is a 20 gallon long too small for 2 red ear sliders?
ive been throwing the idea back and forth..... doing 2/3 water and a 1/3 land until they grow some then build a plat form above the water incorporating 1/4 of the tank leaving 3/4 water.
anyone have thoughts on this?
Hm i would say its only big enough for one. These guys can get up to 12inches, so you would be better off sticking to one or getting a bigger tank for both...which would be better. Also a 20 gallon long is very narrow, they might get the the point where they cant even turn around in it.

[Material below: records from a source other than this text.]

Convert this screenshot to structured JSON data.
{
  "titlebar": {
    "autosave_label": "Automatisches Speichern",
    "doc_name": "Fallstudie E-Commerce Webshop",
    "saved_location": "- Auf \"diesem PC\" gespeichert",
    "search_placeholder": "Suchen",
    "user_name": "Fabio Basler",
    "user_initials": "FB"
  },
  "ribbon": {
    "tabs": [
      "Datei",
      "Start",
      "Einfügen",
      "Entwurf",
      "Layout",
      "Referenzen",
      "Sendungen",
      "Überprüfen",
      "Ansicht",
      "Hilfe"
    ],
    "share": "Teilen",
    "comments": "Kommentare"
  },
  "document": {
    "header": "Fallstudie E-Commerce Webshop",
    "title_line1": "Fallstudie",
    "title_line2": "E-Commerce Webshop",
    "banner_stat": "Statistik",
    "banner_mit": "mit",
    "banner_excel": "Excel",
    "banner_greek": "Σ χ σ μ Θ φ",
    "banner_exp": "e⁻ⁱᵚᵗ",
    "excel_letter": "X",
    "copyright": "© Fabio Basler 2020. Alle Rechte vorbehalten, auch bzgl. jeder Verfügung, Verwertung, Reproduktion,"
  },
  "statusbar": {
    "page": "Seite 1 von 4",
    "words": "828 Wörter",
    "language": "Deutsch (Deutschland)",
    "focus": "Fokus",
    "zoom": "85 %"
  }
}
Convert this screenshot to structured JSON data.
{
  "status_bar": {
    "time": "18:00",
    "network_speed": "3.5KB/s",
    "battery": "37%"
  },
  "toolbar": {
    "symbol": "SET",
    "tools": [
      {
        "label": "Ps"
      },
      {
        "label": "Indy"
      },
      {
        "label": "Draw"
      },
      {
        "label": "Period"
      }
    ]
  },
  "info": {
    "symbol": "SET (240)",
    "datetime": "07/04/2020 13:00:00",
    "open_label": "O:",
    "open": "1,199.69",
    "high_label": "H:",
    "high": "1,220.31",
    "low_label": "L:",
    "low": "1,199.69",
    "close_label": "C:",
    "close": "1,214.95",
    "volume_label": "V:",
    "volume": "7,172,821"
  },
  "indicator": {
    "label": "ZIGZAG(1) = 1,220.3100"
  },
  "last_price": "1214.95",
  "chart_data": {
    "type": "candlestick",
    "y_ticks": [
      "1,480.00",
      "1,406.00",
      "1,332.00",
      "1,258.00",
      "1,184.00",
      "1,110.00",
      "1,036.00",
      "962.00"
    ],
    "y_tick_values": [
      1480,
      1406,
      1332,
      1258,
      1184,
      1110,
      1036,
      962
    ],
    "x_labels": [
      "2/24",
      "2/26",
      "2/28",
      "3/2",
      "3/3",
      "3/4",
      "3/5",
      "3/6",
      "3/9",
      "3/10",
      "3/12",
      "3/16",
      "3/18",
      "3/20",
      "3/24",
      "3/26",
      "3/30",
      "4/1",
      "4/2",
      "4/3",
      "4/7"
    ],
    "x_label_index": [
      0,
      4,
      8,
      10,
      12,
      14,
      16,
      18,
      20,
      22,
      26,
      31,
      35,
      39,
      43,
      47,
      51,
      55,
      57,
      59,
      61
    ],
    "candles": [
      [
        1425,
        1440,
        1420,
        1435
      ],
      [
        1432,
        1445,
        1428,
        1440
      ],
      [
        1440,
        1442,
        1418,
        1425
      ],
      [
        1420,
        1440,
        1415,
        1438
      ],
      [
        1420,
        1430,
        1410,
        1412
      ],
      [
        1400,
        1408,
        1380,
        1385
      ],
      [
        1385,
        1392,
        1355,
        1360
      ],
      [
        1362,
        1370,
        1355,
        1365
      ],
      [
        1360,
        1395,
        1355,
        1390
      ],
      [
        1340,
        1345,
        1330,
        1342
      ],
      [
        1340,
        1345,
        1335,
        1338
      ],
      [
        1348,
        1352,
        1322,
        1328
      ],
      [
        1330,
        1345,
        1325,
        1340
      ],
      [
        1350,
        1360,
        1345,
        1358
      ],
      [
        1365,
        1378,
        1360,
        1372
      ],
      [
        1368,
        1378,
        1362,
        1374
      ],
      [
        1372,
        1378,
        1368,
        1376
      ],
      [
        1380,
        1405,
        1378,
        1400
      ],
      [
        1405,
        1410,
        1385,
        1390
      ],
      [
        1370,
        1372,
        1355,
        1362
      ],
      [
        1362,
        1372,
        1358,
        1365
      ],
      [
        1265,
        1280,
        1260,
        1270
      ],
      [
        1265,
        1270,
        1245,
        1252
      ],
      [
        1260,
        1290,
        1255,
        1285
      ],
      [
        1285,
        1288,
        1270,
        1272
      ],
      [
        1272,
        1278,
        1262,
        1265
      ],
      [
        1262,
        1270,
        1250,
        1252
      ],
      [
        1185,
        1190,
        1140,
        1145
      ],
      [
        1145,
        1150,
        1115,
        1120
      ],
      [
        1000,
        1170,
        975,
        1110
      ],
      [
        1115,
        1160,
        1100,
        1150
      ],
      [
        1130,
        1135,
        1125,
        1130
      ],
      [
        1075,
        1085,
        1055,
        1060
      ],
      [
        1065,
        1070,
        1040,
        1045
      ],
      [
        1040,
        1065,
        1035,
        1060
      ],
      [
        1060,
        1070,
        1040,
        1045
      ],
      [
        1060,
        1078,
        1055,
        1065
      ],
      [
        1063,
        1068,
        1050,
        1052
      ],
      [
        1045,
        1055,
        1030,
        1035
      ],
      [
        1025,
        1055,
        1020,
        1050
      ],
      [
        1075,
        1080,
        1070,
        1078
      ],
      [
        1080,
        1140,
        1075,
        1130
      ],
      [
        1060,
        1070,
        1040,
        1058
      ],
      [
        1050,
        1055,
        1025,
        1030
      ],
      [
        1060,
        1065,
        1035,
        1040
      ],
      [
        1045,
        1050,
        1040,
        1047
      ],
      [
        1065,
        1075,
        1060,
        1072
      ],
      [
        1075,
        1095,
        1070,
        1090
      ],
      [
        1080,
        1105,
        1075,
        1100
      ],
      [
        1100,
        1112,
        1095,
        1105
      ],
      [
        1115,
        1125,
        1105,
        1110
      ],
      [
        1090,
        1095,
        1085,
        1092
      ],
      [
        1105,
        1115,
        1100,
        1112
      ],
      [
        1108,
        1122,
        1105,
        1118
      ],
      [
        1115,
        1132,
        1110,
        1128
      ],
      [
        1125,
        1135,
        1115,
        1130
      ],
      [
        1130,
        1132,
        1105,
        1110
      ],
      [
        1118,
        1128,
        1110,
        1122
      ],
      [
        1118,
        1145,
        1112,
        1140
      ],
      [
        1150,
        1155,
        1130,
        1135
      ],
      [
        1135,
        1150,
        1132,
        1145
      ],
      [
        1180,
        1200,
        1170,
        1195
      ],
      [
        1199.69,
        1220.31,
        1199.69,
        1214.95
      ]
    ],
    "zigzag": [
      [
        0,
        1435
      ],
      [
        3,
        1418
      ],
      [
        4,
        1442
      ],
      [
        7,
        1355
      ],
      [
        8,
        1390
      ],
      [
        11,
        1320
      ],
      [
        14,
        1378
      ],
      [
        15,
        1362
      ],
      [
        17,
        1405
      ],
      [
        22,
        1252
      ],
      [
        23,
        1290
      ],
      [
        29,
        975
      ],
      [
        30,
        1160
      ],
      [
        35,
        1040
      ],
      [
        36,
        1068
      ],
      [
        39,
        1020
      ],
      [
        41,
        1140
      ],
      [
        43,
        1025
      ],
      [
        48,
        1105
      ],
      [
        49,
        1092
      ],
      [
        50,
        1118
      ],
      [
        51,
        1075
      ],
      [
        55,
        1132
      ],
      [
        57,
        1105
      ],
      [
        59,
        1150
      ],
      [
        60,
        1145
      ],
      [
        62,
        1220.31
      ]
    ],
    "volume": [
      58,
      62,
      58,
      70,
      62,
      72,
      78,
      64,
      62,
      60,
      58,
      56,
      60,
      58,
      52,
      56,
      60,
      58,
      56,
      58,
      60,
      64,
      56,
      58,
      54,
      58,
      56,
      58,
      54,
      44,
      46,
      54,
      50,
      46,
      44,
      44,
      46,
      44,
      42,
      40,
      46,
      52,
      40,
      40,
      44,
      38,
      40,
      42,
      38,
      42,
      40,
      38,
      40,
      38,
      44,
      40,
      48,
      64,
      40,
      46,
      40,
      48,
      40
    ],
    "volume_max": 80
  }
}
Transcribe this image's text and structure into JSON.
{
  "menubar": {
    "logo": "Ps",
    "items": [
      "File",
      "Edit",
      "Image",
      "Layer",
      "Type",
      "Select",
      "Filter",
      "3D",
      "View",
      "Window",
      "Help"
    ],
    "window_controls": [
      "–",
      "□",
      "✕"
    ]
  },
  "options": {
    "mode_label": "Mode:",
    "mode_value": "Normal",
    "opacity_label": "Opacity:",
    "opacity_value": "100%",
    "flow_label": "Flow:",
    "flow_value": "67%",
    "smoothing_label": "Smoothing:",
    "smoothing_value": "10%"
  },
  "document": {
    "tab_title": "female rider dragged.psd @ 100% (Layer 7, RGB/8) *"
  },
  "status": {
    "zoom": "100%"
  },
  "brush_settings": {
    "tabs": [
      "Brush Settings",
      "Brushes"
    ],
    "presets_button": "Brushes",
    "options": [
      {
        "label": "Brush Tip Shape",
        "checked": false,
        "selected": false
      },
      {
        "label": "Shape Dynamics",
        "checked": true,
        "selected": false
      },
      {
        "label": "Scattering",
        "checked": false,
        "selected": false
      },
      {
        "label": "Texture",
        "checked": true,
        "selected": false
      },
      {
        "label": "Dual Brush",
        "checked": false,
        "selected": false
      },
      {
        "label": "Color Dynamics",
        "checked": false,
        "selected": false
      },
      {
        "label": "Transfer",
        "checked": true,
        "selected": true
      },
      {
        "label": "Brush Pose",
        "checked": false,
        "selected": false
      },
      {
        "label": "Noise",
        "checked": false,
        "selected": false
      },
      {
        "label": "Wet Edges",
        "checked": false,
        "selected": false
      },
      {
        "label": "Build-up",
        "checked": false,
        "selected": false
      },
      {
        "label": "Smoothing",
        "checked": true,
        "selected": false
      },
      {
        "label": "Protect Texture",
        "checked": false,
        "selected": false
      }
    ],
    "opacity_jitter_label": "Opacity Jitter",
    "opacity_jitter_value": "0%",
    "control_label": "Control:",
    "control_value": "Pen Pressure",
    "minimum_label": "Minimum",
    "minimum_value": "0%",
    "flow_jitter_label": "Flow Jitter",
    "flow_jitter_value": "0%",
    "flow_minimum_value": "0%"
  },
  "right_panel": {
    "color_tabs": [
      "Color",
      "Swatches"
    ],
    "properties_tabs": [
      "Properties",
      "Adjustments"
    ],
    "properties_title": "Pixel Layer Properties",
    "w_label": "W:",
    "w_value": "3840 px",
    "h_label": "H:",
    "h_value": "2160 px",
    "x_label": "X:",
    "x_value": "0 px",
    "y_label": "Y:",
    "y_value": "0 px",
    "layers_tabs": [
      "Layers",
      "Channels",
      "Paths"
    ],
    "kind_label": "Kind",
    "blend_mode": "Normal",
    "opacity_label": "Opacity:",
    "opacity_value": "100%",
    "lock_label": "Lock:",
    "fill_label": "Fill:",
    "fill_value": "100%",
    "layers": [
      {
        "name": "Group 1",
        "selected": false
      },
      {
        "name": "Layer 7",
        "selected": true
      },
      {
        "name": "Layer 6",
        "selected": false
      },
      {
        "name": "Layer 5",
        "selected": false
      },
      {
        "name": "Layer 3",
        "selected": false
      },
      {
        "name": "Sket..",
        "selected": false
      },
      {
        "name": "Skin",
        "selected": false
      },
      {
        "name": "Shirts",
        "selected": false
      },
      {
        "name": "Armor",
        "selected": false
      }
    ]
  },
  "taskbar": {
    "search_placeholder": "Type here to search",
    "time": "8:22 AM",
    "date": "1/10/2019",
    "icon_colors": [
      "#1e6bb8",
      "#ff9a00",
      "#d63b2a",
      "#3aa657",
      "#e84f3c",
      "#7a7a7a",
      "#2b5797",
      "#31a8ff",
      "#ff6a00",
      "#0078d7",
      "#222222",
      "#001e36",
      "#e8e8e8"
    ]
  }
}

You need 10 gallons of water per inch. RES get "the size of a dinner plate" according to www.anapsid.org. You're looking at a 200 gallon tank, or an indoor pond. Sorry. 20 gallons will work for a couple months, max.
I have One Eastern Painted Turtle about 5" long, in a 75 Gallon Tank with a bunch of Guppies (that he eats). He is 11 months old (my daughters caught him between his egg and the water). Started at 1" in a 10 gallon, then moved to a 20, then to the 75 because I could not keep the smaller tanks clean (and I finally ran across the 10 gal/inch rule). It takes every bit of flow from an eheim 2217 to keep it clean.
He'll be going back to his point of collection in June.
well damn, there goes that idea.... maybe ill get some form of lizard
Well if you wanted a turtle (mostly water) maybe you could just set up a vivarium for some creatures?
Yeah ive heard their nice to watch! and ive seen some nice fb newts vivariums, and some cute pictures of the newts! i have a 20 gallon vivarium set up for 3 firebelly toads, but i wish the toads & newts could be housed together =( but theres some bad storys out there of the toads eating the newts limbs!
|All times are GMT -5. The time now is 08:00 PM.|
Copyright ©2000 - 2016, vBulletin Solutions, Inc.
vBulletin Security provided by vBSecurity v2.2.2 (Pro) - vBulletin Mods & Addons Copyright © 2016 DragonByte Technologies Ltd.
User Alert System provided by Advanced User Tagging (Pro) - vBulletin Mods & Addons Copyright © 2016 DragonByte Technologies Ltd.